EXERCISE GOAL = Entries follow. Return each line that contains the word "this".

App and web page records
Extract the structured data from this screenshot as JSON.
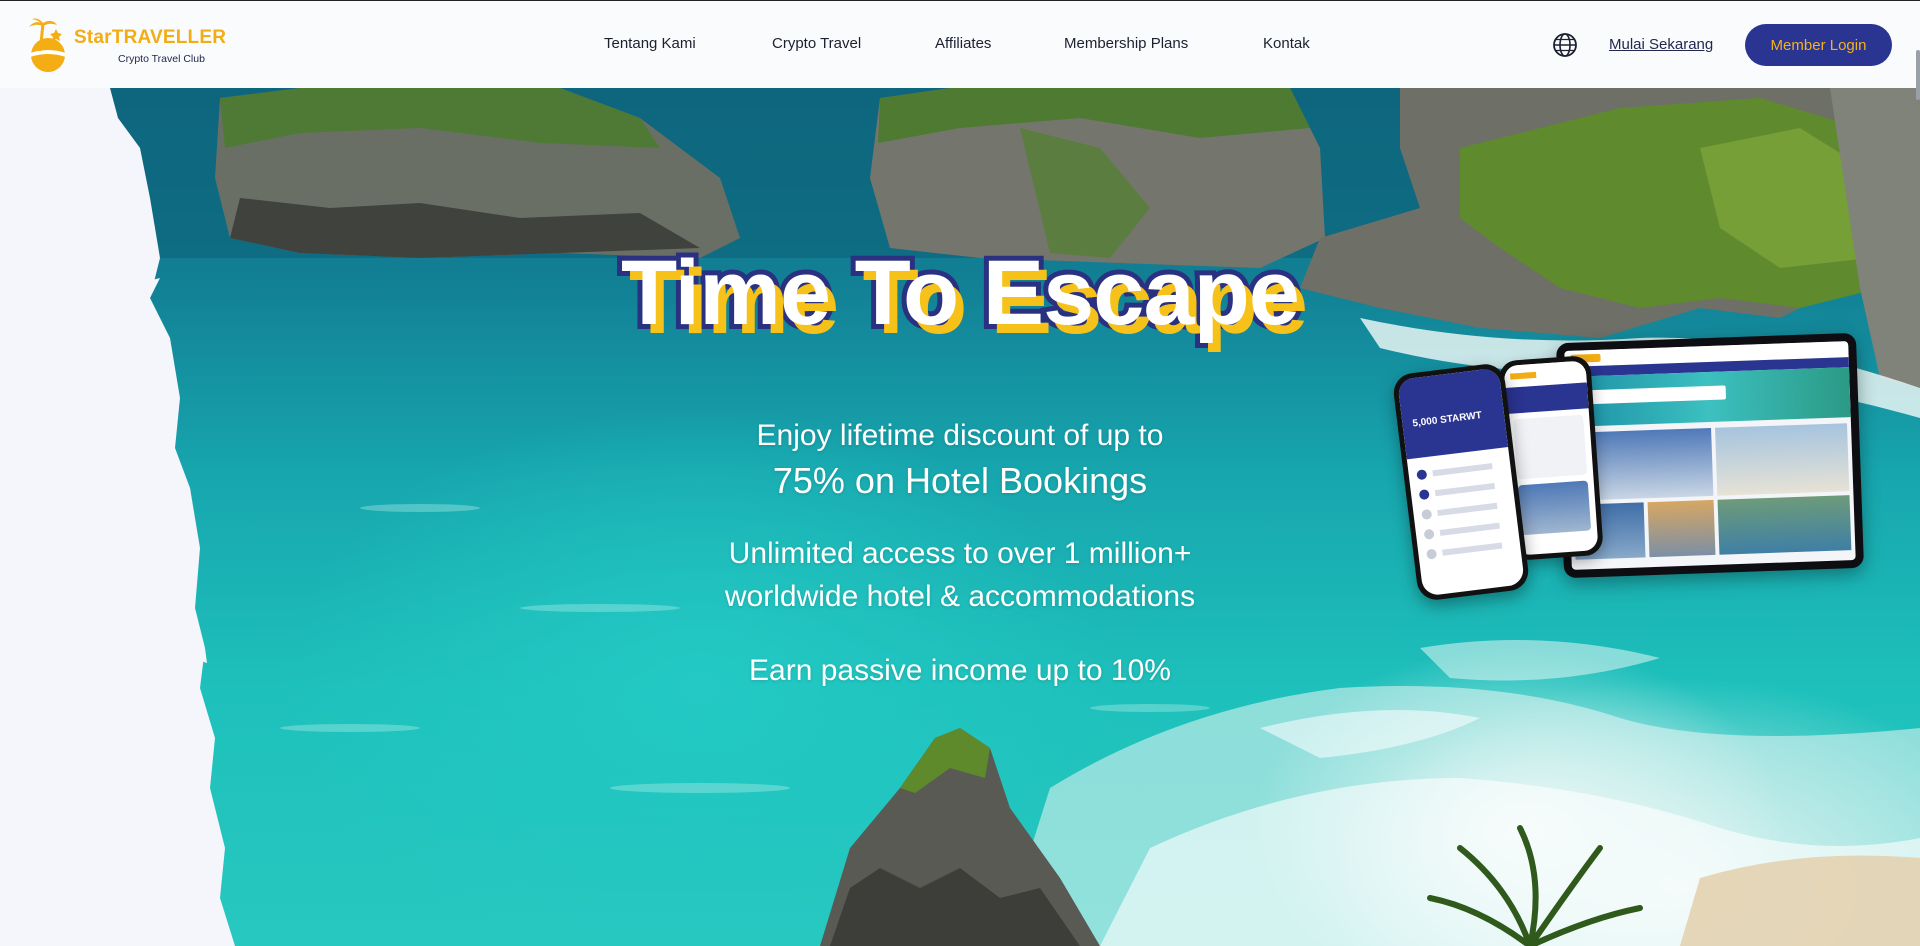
{
  "brand": {
    "name": "StarTRAVELLER",
    "tagline": "Crypto Travel Club",
    "primary_color": "#2a3491",
    "accent_color": "#f2ad14"
  },
  "nav": {
    "items": [
      {
        "label": "Tentang Kami"
      },
      {
        "label": "Crypto Travel"
      },
      {
        "label": "Affiliates"
      },
      {
        "label": "Membership Plans"
      },
      {
        "label": "Kontak"
      }
    ]
  },
  "header_actions": {
    "language_icon": "globe-icon",
    "get_started_label": "Mulai Sekarang",
    "login_label": "Member Login"
  },
  "hero": {
    "headline": "Time To Escape",
    "line1": "Enjoy lifetime discount of up to",
    "line2": "75% on Hotel Bookings",
    "line3": "Unlimited access to over 1 million+",
    "line4": "worldwide hotel & accommodations",
    "line5": "Earn passive income up to 10%"
  },
  "devices_mockup": {
    "phone_balance": "5,000 STARWT"
  }
}
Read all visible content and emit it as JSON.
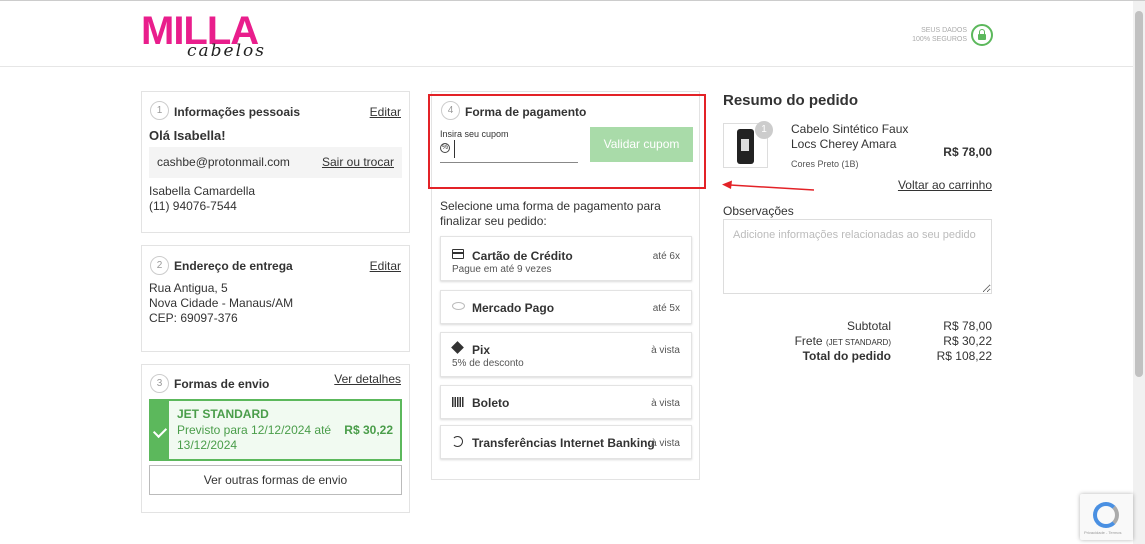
{
  "header": {
    "logo_main": "MILLA",
    "logo_sub": "cabelos",
    "secure_line1": "SEUS DADOS",
    "secure_line2": "100% SEGUROS"
  },
  "personal": {
    "step": "1",
    "title": "Informações pessoais",
    "edit_label": "Editar",
    "greeting": "Olá Isabella!",
    "email": "cashbe@protonmail.com",
    "switch_label": "Sair ou trocar",
    "name": "Isabella Camardella",
    "phone": "(11) 94076-7544"
  },
  "address": {
    "step": "2",
    "title": "Endereço de entrega",
    "edit_label": "Editar",
    "street": "Rua Antigua, 5",
    "city": "Nova Cidade - Manaus/AM",
    "zip": "CEP: 69097-376"
  },
  "shipping": {
    "step": "3",
    "title": "Formas de envio",
    "details_label": "Ver detalhes",
    "method_name": "JET STANDARD",
    "method_eta_line1": "Previsto para 12/12/2024 até",
    "method_eta_line2": "13/12/2024",
    "method_price": "R$ 30,22",
    "other_label": "Ver outras formas de envio"
  },
  "payment": {
    "step": "4",
    "title": "Forma de pagamento",
    "coupon_label": "Insira seu cupom",
    "coupon_value": "",
    "validate_label": "Validar cupom",
    "instruction": "Selecione uma forma de pagamento para finalizar seu pedido:",
    "options": [
      {
        "name": "Cartão de Crédito",
        "sub": "Pague em até 9 vezes",
        "right": "até 6x",
        "icon": "credit-card-icon"
      },
      {
        "name": "Mercado Pago",
        "sub": "",
        "right": "até 5x",
        "icon": "mercado-pago-icon"
      },
      {
        "name": "Pix",
        "sub": "5% de desconto",
        "right": "à vista",
        "icon": "pix-icon"
      },
      {
        "name": "Boleto",
        "sub": "",
        "right": "à vista",
        "icon": "barcode-icon"
      },
      {
        "name": "Transferências Internet Banking",
        "sub": "",
        "right": "à vista",
        "icon": "bank-transfer-icon"
      }
    ]
  },
  "summary": {
    "title": "Resumo do pedido",
    "product_qty": "1",
    "product_name_line1": "Cabelo Sintético Faux",
    "product_name_line2": "Locs Cherey Amara",
    "product_variant": "Cores Preto (1B)",
    "product_price": "R$ 78,00",
    "back_to_cart": "Voltar ao carrinho",
    "notes_label": "Observações",
    "notes_placeholder": "Adicione informações relacionadas ao seu pedido",
    "subtotal_label": "Subtotal",
    "subtotal_value": "R$ 78,00",
    "freight_label": "Frete",
    "freight_method": "(JET STANDARD)",
    "freight_value": "R$ 30,22",
    "total_label": "Total do pedido",
    "total_value": "R$ 108,22"
  },
  "colors": {
    "brand_pink": "#e91e8c",
    "success_green": "#5cb85c",
    "highlight_red": "#e32227",
    "validate_button": "#a9dba9"
  }
}
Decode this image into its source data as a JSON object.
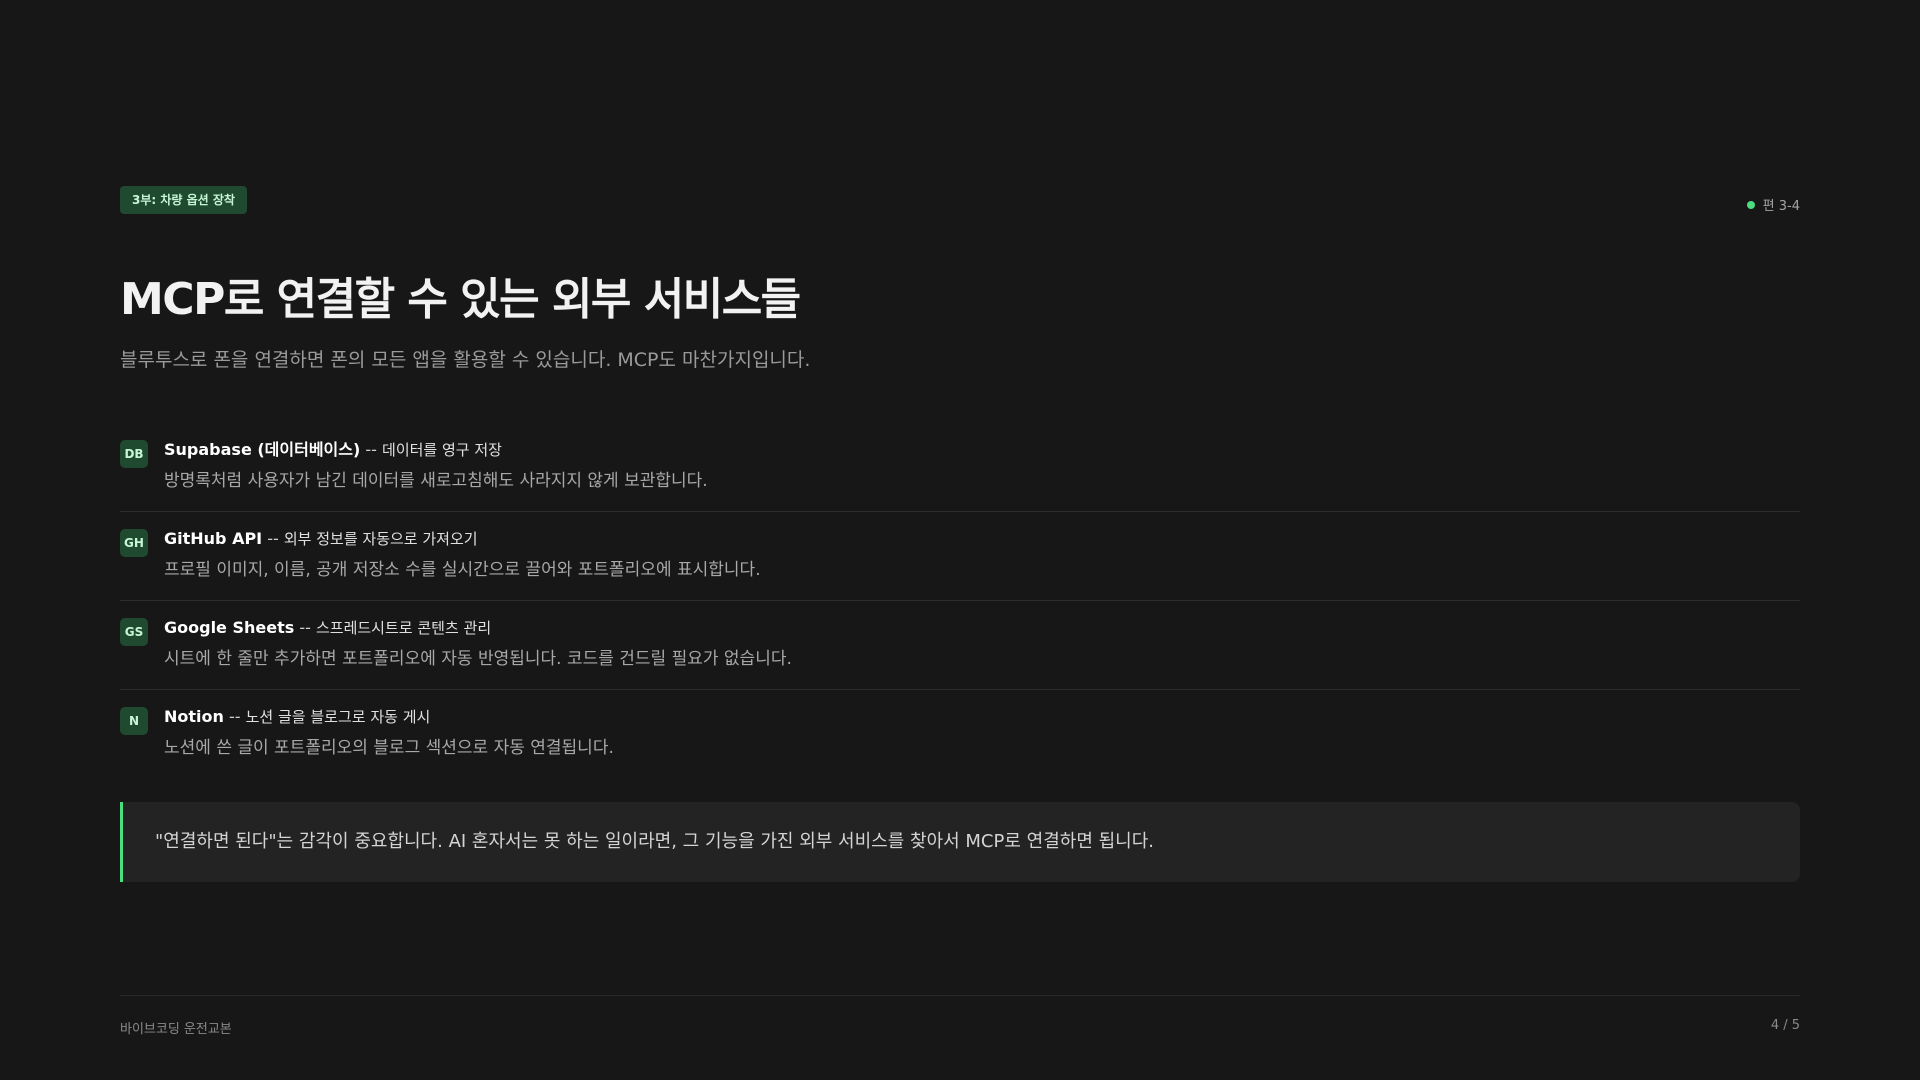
{
  "header": {
    "badge": "3부: 차량 옵션 장착",
    "episode": "편 3-4"
  },
  "title": "MCP로 연결할 수 있는 외부 서비스들",
  "subtitle": "블루투스로 폰을 연결하면 폰의 모든 앱을 활용할 수 있습니다. MCP도 마찬가지입니다.",
  "services": [
    {
      "icon": "DB",
      "name": "Supabase (데이터베이스)",
      "sep": " -- ",
      "tagline": "데이터를 영구 저장",
      "desc": "방명록처럼 사용자가 남긴 데이터를 새로고침해도 사라지지 않게 보관합니다."
    },
    {
      "icon": "GH",
      "name": "GitHub API",
      "sep": " -- ",
      "tagline": "외부 정보를 자동으로 가져오기",
      "desc": "프로필 이미지, 이름, 공개 저장소 수를 실시간으로 끌어와 포트폴리오에 표시합니다."
    },
    {
      "icon": "GS",
      "name": "Google Sheets",
      "sep": " -- ",
      "tagline": "스프레드시트로 콘텐츠 관리",
      "desc": "시트에 한 줄만 추가하면 포트폴리오에 자동 반영됩니다. 코드를 건드릴 필요가 없습니다."
    },
    {
      "icon": "N",
      "name": "Notion",
      "sep": " -- ",
      "tagline": "노션 글을 블로그로 자동 게시",
      "desc": "노션에 쓴 글이 포트폴리오의 블로그 섹션으로 자동 연결됩니다."
    }
  ],
  "quote": "\"연결하면 된다\"는 감각이 중요합니다. AI 혼자서는 못 하는 일이라면, 그 기능을 가진 외부 서비스를 찾아서 MCP로 연결하면 됩니다.",
  "footer": {
    "left": "바이브코딩 운전교본",
    "right": "4 / 5"
  },
  "colors": {
    "background": "#171717",
    "accent": "#4ade80",
    "badge_bg": "#1f4a2f"
  }
}
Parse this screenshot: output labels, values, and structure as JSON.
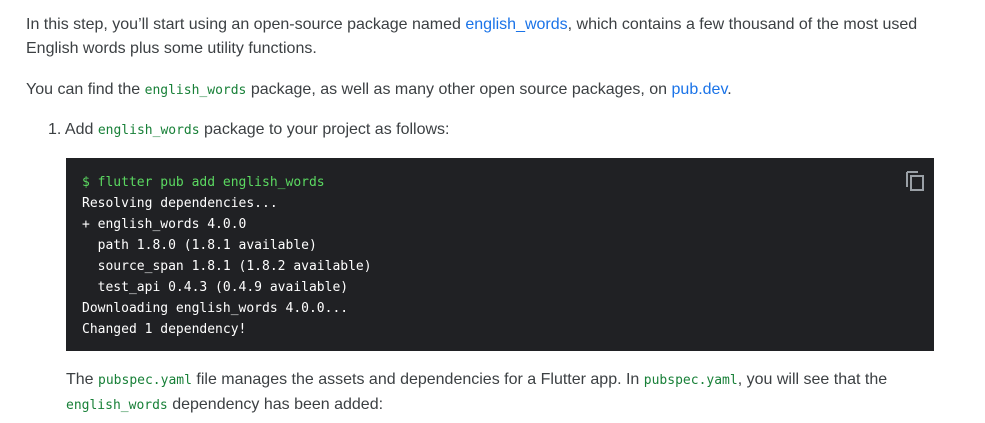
{
  "p1": {
    "before": "In this step, you’ll start using an open-source package named ",
    "link": "english_words",
    "after": ", which contains a few thousand of the most used English words plus some utility functions."
  },
  "p2": {
    "before": "You can find the ",
    "code": "english_words",
    "middle": " package, as well as many other open source packages, on ",
    "link": "pub.dev",
    "after": "."
  },
  "step1": {
    "number": "1.",
    "before": " Add ",
    "code": "english_words",
    "after": " package to your project as follows:"
  },
  "codeblock": {
    "command": "$ flutter pub add english_words",
    "output": [
      "Resolving dependencies...",
      "+ english_words 4.0.0",
      "  path 1.8.0 (1.8.1 available)",
      "  source_span 1.8.1 (1.8.2 available)",
      "  test_api 0.4.3 (0.4.9 available)",
      "Downloading english_words 4.0.0...",
      "Changed 1 dependency!"
    ],
    "copy_icon": "copy-icon"
  },
  "p3": {
    "t1": "The ",
    "code1": "pubspec.yaml",
    "t2": " file manages the assets and dependencies for a Flutter app. In ",
    "code2": "pubspec.yaml",
    "t3": ", you will see that the ",
    "code3": "english_words",
    "t4": " dependency has been added:"
  }
}
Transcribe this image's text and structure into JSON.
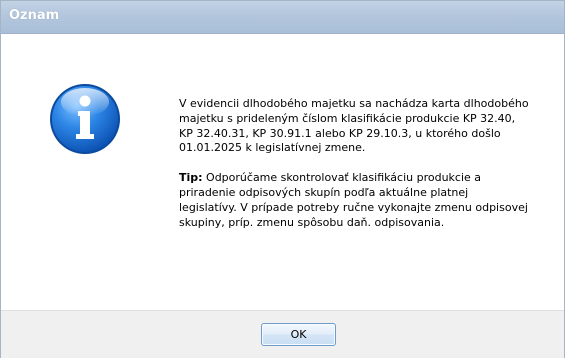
{
  "window": {
    "title": "Oznam"
  },
  "icon": {
    "name": "info-icon",
    "color": "#1f6fd1"
  },
  "message": {
    "paragraph1": "V evidencii dlhodobého majetku sa nachádza karta dlhodobého majetku s prideleným číslom klasifikácie produkcie KP 32.40, KP 32.40.31, KP 30.91.1 alebo KP 29.10.3, u ktorého došlo 01.01.2025 k legislatívnej zmene.",
    "tip_label": "Tip:",
    "tip_text": " Odporúčame skontrolovať klasifikáciu produkcie a priradenie odpisových skupín podľa aktuálne platnej legislatívy. V prípade potreby ručne vykonajte zmenu odpisovej skupiny, príp. zmenu spôsobu daň. odpisovania."
  },
  "buttons": {
    "ok_label": "OK"
  }
}
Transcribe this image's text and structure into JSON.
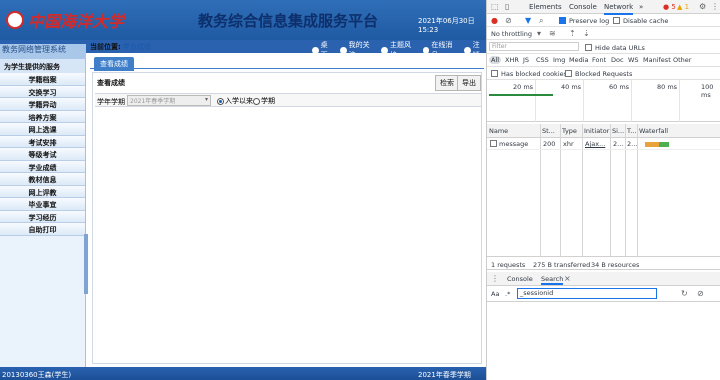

WRITTEN RESPONSE =
Extract the structured data from this screenshot as JSON.
Decode this image into its source data as a JSON object.
Parse this screenshot: output labels, values, and structure as JSON.
    "before": "In this step, you’ll start using an open-source package named ",
Transcribe this image's text and structure into JSON.
Transcribe this image's text and structure into JSON.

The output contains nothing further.